The ancient Armenians had a refined knowledge of astronomy. The oldest known observatories are located in Armenia. Dated as early as 4200 BCE, Karahunj and the ca. 2800 BCE observatory at Metsamor allowed ancestral Armenians to develop geometry to such a level they could measure distances, latitudes and longitudes, envision the world as round, and were predicting solar and lunar eclipses about 1000 years before the Egyptians began doing the same. One can find all types of monuments and petroglyphs, written manuscripts and astronomical terms created in the Armenian language thousands of years ago, attesting to the rich knowledge of astronomy by the ancient Armenians.

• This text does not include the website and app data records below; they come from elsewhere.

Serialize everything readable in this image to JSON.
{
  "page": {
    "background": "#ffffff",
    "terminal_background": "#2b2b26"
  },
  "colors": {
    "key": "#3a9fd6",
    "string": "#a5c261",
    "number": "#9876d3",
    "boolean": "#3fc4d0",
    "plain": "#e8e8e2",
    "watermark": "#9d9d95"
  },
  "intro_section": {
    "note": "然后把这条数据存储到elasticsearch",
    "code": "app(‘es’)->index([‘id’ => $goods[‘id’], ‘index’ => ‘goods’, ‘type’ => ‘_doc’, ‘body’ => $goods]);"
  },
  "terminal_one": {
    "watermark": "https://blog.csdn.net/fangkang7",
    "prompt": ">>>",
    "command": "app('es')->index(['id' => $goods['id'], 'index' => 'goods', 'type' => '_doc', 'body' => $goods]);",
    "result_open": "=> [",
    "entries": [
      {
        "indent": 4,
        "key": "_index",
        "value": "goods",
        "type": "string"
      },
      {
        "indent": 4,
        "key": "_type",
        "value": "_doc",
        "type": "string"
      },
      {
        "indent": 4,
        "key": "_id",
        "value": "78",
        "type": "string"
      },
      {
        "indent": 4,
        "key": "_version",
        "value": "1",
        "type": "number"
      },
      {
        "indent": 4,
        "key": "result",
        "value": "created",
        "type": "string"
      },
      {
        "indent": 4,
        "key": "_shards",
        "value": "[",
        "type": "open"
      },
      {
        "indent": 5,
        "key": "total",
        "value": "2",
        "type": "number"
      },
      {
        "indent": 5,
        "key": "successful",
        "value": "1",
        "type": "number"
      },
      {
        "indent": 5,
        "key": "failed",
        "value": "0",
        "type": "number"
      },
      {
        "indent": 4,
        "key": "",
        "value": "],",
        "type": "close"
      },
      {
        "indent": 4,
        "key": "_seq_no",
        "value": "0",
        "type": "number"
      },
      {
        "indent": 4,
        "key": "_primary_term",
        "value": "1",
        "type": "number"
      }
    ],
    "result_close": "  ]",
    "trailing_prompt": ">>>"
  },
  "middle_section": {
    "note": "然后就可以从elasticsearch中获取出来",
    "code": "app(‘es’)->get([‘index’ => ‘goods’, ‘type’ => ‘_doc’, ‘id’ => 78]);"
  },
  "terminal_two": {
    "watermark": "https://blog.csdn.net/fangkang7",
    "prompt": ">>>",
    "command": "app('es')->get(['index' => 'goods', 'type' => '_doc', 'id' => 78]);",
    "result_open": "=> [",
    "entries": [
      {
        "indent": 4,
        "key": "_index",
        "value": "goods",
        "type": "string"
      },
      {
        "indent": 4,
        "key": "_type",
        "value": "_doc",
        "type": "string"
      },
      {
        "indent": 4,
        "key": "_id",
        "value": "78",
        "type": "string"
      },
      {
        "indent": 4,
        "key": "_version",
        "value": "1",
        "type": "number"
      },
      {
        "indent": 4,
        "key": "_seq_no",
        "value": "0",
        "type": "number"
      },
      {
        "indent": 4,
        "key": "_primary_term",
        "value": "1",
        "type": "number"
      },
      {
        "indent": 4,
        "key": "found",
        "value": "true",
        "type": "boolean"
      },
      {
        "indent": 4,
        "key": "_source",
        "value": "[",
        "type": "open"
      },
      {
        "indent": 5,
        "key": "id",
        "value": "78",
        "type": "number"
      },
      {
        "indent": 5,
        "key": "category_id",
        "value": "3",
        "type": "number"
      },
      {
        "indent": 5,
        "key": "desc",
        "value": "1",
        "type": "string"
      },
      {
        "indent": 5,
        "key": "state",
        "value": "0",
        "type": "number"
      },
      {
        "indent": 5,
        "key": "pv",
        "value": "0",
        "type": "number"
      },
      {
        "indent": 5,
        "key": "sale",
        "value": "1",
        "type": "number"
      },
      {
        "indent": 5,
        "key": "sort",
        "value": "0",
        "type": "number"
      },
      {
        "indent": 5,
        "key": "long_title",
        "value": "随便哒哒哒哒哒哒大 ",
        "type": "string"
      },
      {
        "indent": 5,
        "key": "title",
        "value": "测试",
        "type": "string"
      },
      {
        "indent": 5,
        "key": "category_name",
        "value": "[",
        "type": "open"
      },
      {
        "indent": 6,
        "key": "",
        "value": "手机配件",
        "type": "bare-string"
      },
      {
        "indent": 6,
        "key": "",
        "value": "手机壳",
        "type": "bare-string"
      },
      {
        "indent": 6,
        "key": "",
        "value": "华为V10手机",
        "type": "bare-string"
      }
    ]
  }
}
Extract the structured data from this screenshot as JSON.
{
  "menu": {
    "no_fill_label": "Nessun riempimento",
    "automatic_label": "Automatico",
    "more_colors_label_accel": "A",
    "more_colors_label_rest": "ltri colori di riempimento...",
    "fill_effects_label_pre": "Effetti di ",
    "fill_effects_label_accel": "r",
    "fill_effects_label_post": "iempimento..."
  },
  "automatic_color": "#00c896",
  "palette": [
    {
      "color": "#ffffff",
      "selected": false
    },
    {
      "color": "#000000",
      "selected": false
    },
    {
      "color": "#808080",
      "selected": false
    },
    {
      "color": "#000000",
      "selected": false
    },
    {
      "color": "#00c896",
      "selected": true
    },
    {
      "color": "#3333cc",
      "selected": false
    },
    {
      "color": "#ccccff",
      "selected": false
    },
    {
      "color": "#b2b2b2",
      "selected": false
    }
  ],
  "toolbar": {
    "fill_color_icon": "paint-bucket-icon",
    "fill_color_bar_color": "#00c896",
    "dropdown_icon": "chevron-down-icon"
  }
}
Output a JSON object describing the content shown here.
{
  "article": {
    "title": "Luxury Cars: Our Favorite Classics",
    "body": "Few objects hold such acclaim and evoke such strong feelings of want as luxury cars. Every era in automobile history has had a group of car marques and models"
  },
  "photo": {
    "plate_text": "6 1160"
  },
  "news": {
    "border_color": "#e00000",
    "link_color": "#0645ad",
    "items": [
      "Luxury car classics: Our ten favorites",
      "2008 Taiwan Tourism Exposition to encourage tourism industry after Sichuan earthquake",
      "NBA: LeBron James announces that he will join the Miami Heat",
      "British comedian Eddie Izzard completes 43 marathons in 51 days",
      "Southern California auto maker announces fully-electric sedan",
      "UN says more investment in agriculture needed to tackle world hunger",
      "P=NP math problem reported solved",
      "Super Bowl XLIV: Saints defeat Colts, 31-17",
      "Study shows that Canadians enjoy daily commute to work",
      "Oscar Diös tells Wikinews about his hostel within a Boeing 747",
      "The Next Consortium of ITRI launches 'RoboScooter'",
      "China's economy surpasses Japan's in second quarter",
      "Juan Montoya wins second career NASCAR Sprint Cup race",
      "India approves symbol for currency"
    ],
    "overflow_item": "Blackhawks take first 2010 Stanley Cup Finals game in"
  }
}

Every Armenian villager since childhood knows the name of the Milky Way. It can be translated as “the way of a man who had stolen the straw” or the “straw tief’s way”. This proper noun comes from the pre-Christian Armenian legend devoted to the god of fire – Vahagn. It is noteworthy that this name is rather old and is cognate with the words “vah” and “agn” in the Sanskrit meaning a god and a fire. The old Armenian legend recorded by Movses Khorenatsi tells the story of Vahagn who contrived to steel some straw from Assyrian king Barsham once in a very cold winter and brought it to Armenia. According to this tale Milky Way was originated as some part of the stolen straw has been dropped on the heaven in Vahagn’s back way. Vahagn himself was birth into existence by fire from out a reed straw, as the song of his birth recounts:
In travail were heaven and earth,
In travail, too, the purple sea!
The travail held in the sea the small red reed.
Through the hollow of the stalk came forth smoke,
Through the hollow of the stalk came forth flame,
And out of the flame a youth ran!
Fiery hair had he,
Ay, too, he had flaming beard,
And his eyes, they were as suns!
Hayk Harutyunyan, Byurakan Observatory